Vocal variety is the best way to make the audience member want to listen. It's the key ingredient in an effective presentation
Varying the tone of your voice, switching from high pitches with a slower cadence to low tones that are quicker paced and louder will keep people engaged in what you're saying
If someone doesn't understand something, it can also help if the speaker switches up their vocal tone so the listener understands what they were trying to say better. For example: "So there I was…" would be changed into "I'm sure many have been faced with this situation" or even just adding a more suspenseful inflection at the end of the sentence could do wonders for making them feel like they're actually the one in the story
It's important to also vary the volume of your voice when presenting. Some people might find it difficult but it can be done if they imagine their audience is in a stadium and that the person on stage needs to capture the attention of everyone there
6. Use pauses for emphasis or dramatic effect
A pause is the best way to get the audience member's attention if they're not paying enough attention. It also helps with conveying a sense of power and authority
For example, the speaker can wait for the last sentence in their speech before taking a quick breath so that it looks like they have one more thing to say
Another good time to use pauses is when the speaker discusses something particularly interesting or important about the topic at hand. Pauses give people time to digest what was just said and process the information
A great way of using them effectively would be by stopping after each main point or conclusion of the talk as an opportunity for applause from those listening. This will help make the points stick better in the audience members' minds

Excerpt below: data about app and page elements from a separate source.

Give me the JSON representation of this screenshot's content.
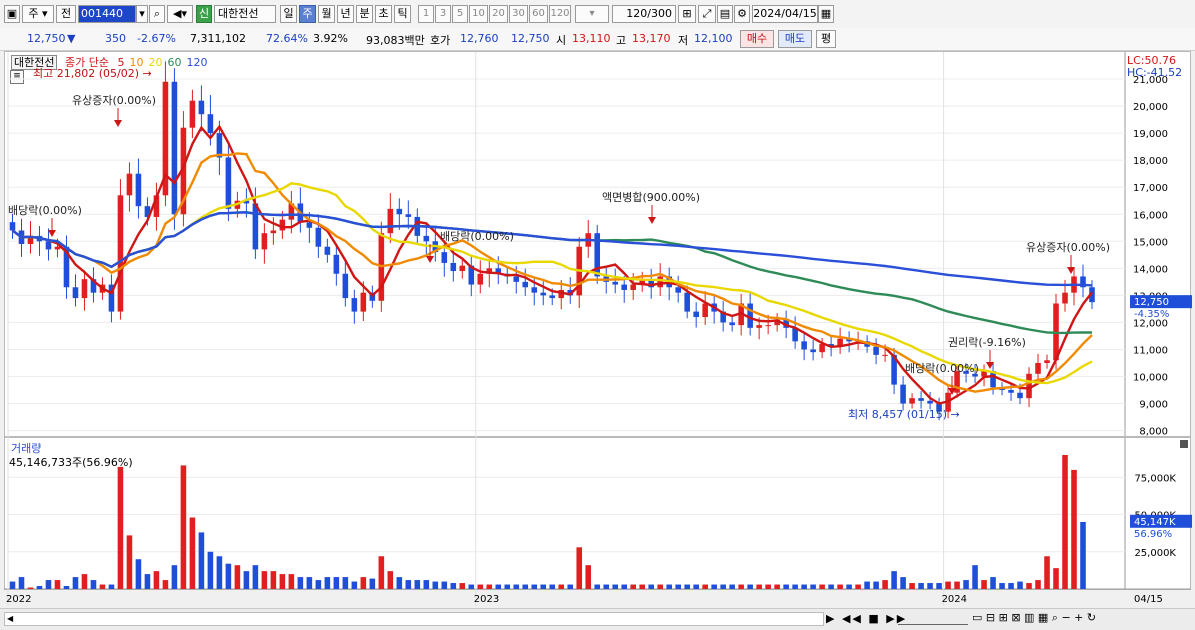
{
  "toolbar": {
    "type_label": "주",
    "type2_label": "전",
    "code": "001440",
    "stock_name": "대한전선",
    "badge": "신",
    "period_tabs": [
      "일",
      "주",
      "월",
      "년",
      "분",
      "초",
      "틱"
    ],
    "selected_period": "주",
    "interval_buttons": [
      "1",
      "3",
      "5",
      "10",
      "20",
      "30",
      "60",
      "120"
    ],
    "count": "120",
    "count_total": "/300",
    "date": "2024/04/15"
  },
  "quote": {
    "price": "12,750",
    "change_arrow": "▼",
    "change": "350",
    "change_rate": "-2.67%",
    "volume": "7,311,102",
    "vol_ratio": "72.64%",
    "turnover": "3.92%",
    "amount": "93,083백만",
    "hoga_label": "호가",
    "ask": "12,760",
    "bid": "12,750",
    "open_label": "시",
    "open": "13,110",
    "high_label": "고",
    "high": "13,170",
    "low_label": "저",
    "low": "12,100",
    "buy_button": "매수",
    "sell_button": "매도",
    "eval_button": "평"
  },
  "price_panel": {
    "stock_tag": "대한전선",
    "legend_close": "종가 단순",
    "ma_labels": [
      "5",
      "10",
      "20",
      "60",
      "120"
    ],
    "ma_colors": [
      "#d01515",
      "#f08a00",
      "#e8d800",
      "#2e8b57",
      "#2a4fd8"
    ],
    "lc": "LC:50.76",
    "hc": "HC:-41.52",
    "max_label": "최고 21,802 (05/02)",
    "min_label": "최저 8,457 (01/15)",
    "current_price_tag": "12,750",
    "current_pct_tag": "-4.35%",
    "annotations": [
      {
        "text": "유상증자(0.00%)"
      },
      {
        "text": "액면병합(900.00%)"
      },
      {
        "text": "유상증자(0.00%)"
      },
      {
        "text": "권리락(-9.16%)"
      },
      {
        "text": "배당락(0.00%)"
      },
      {
        "text": "배당락(0.00%)"
      },
      {
        "text": "배당락(0.00%)"
      }
    ]
  },
  "volume_panel": {
    "title": "거래량",
    "value_label": "45,146,733주(56.96%)",
    "current_tag": "45,147K",
    "current_pct_tag": "56.96%"
  },
  "x_axis": {
    "ticks": [
      "2022",
      "2023",
      "2024"
    ],
    "end_label": "04/15"
  },
  "chart_data": {
    "type": "candlestick",
    "title": "대한전선 주봉",
    "price_axis": {
      "ylim": [
        7800,
        22000
      ],
      "ticks": [
        8000,
        9000,
        10000,
        11000,
        12000,
        13000,
        14000,
        15000,
        16000,
        17000,
        18000,
        19000,
        20000,
        21000
      ],
      "tick_labels": [
        "8,000",
        "9,000",
        "10,000",
        "11,000",
        "12,000",
        "13,000",
        "14,000",
        "15,000",
        "16,000",
        "17,000",
        "18,000",
        "19,000",
        "20,000",
        "21,000"
      ]
    },
    "volume_axis": {
      "ylim": [
        0,
        90000000
      ],
      "ticks": [
        25000000,
        50000000,
        75000000
      ],
      "tick_labels": [
        "25,000K",
        "50,000K",
        "75,000K"
      ]
    },
    "weeks_count": 121,
    "year_starts": {
      "2022": 0,
      "2023": 52,
      "2024": 104
    },
    "close": [
      15400,
      14900,
      15200,
      15000,
      14700,
      14800,
      13300,
      12900,
      13600,
      13100,
      13400,
      12400,
      16700,
      17500,
      16300,
      15900,
      16700,
      20900,
      16000,
      19200,
      20200,
      19700,
      19000,
      18100,
      16200,
      16500,
      16400,
      14700,
      15300,
      15400,
      15800,
      16400,
      15700,
      15500,
      14800,
      14500,
      13800,
      12900,
      12400,
      13100,
      12800,
      15300,
      16200,
      16000,
      15900,
      15200,
      15000,
      14600,
      14200,
      13900,
      14100,
      13400,
      13800,
      14000,
      13800,
      13700,
      13500,
      13300,
      13100,
      13000,
      12900,
      13200,
      13000,
      14800,
      15300,
      13700,
      13500,
      13400,
      13200,
      13400,
      13600,
      13300,
      13700,
      13300,
      13100,
      12400,
      12200,
      12700,
      12400,
      12000,
      11900,
      12700,
      11800,
      11900,
      11900,
      12100,
      11800,
      11300,
      11000,
      10900,
      11200,
      11100,
      11400,
      11300,
      11300,
      11100,
      10800,
      10800,
      9700,
      9000,
      9200,
      9100,
      9000,
      8700,
      9400,
      10200,
      10100,
      10000,
      10200,
      9600,
      9500,
      9400,
      9200,
      10100,
      10500,
      10600,
      12700,
      13100,
      13700,
      13300,
      12750
    ],
    "volume_millions": [
      5,
      8,
      1,
      2,
      6,
      6,
      2,
      8,
      10,
      6,
      3,
      3,
      82,
      36,
      20,
      10,
      12,
      6,
      16,
      83,
      48,
      38,
      25,
      22,
      17,
      16,
      12,
      16,
      12,
      12,
      10,
      10,
      8,
      8,
      6,
      8,
      8,
      8,
      5,
      8,
      7,
      22,
      12,
      8,
      6,
      6,
      6,
      5,
      5,
      4,
      4,
      3,
      3,
      3,
      3,
      3,
      3,
      3,
      3,
      3,
      3,
      3,
      3,
      28,
      16,
      3,
      3,
      3,
      3,
      3,
      3,
      3,
      3,
      3,
      3,
      3,
      3,
      3,
      3,
      3,
      3,
      3,
      3,
      3,
      3,
      3,
      3,
      3,
      3,
      3,
      3,
      3,
      3,
      3,
      3,
      5,
      5,
      6,
      12,
      8,
      4,
      4,
      4,
      4,
      5,
      5,
      6,
      16,
      6,
      8,
      4,
      4,
      5,
      4,
      6,
      22,
      14,
      90,
      80,
      45
    ]
  }
}
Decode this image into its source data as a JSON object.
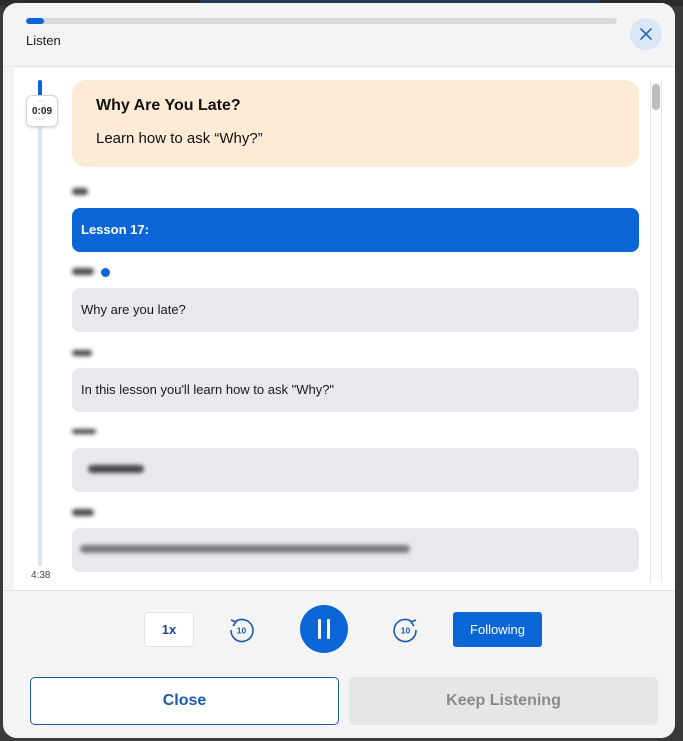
{
  "header": {
    "label": "Listen",
    "progress_fraction": 0.03
  },
  "player": {
    "current_time": "0:09",
    "total_time": "4:38",
    "speed": "1x",
    "skip_back_seconds": "10",
    "skip_forward_seconds": "10",
    "following_label": "Following"
  },
  "lesson": {
    "title": "Why Are You Late?",
    "subtitle": "Learn how to ask “Why?”"
  },
  "transcript": [
    {
      "text": "Lesson 17:",
      "active": true
    },
    {
      "text": "Why are you late?",
      "active": false
    },
    {
      "text": "In this lesson you'll learn how to ask \"Why?\"",
      "active": false
    },
    {
      "text": "",
      "active": false
    },
    {
      "text": "",
      "active": false
    }
  ],
  "footer": {
    "close_label": "Close",
    "keep_listening_label": "Keep Listening"
  },
  "colors": {
    "accent": "#0a66d6",
    "title_card": "#fdebd6",
    "line_bg": "#e8e8ee"
  }
}
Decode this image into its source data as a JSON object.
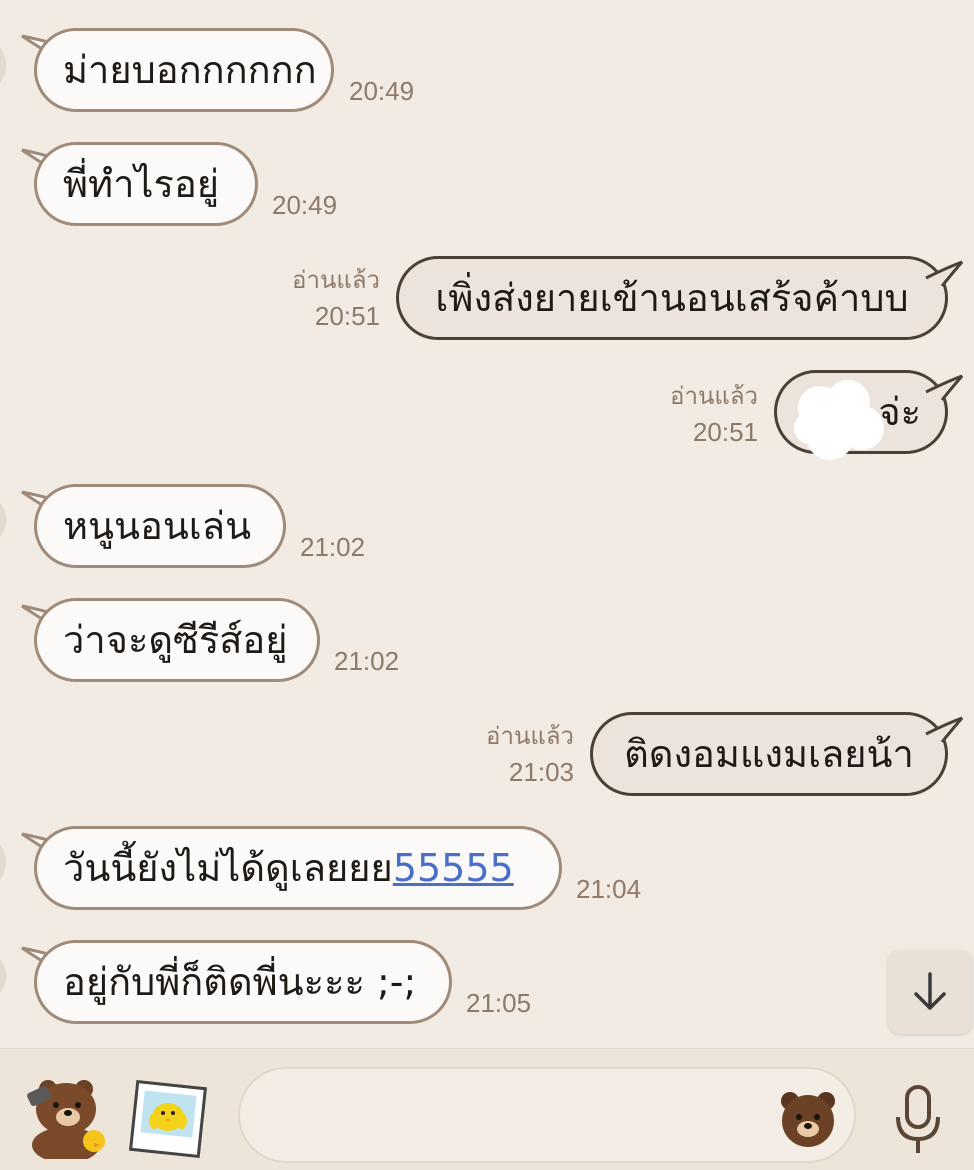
{
  "messages": [
    {
      "dir": "in",
      "text": "ม่ายบอกกกกกก",
      "time": "20:49"
    },
    {
      "dir": "in",
      "text": "พี่ทำไรอยู่",
      "time": "20:49"
    },
    {
      "dir": "out",
      "text": "เพิ่งส่งยายเข้านอนเสร้จค้าบบ",
      "read": "อ่านแล้ว",
      "time": "20:51"
    },
    {
      "dir": "out",
      "text": "จ่ะ",
      "read": "อ่านแล้ว",
      "time": "20:51",
      "obscured": true
    },
    {
      "dir": "in",
      "text": "หนูนอนเล่น",
      "time": "21:02"
    },
    {
      "dir": "in",
      "text": "ว่าจะดูซีรีส์อยู่",
      "time": "21:02"
    },
    {
      "dir": "out",
      "text": "ติดงอมแงมเลยน้า",
      "read": "อ่านแล้ว",
      "time": "21:03"
    },
    {
      "dir": "in",
      "text_before_link": "วันนี้ยังไม่ได้ดูเลยยย",
      "link_text": "55555",
      "time": "21:04"
    },
    {
      "dir": "in",
      "text": "อยู่กับพี่ก็ติดพี่นะะะ ;-;",
      "time": "21:05"
    }
  ],
  "controls": {
    "scroll_down_icon": "arrow-down-icon",
    "sticker_icon": "bear-sticker-icon",
    "photo_icon": "photo-sticker-icon",
    "emoji_icon": "bear-emoji-icon",
    "mic_icon": "microphone-icon",
    "input_value": ""
  },
  "colors": {
    "background": "#f1ebe4",
    "incoming_bubble": "#fbfaf8",
    "incoming_border": "#a08a78",
    "outgoing_bubble": "#ece4dc",
    "outgoing_border": "#4a4038",
    "timestamp": "#8e7a68",
    "link": "#4a6fc8"
  }
}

A pause can also be used to emphasize a point the speaker wants the audience member to remember, or if they want them to take in the information before they continue with their speech. For example: "Many people are drawn to public speaking because it gives them an opportunity for showing off what they know" would turn into "I'm sure many of you have been drawn towards this profession due to the chance that you'll get the chance show off all your knowledge." The pauses not only give weight and meaning but also make it easier for listeners by giving them time while still allowing the presenter space for more input
Effective public speaking is the foundation of the modern world. Communication skills are necessary for success in any profession, which is why it's so important that we develop our own abilities as well.
What's Your Reaction?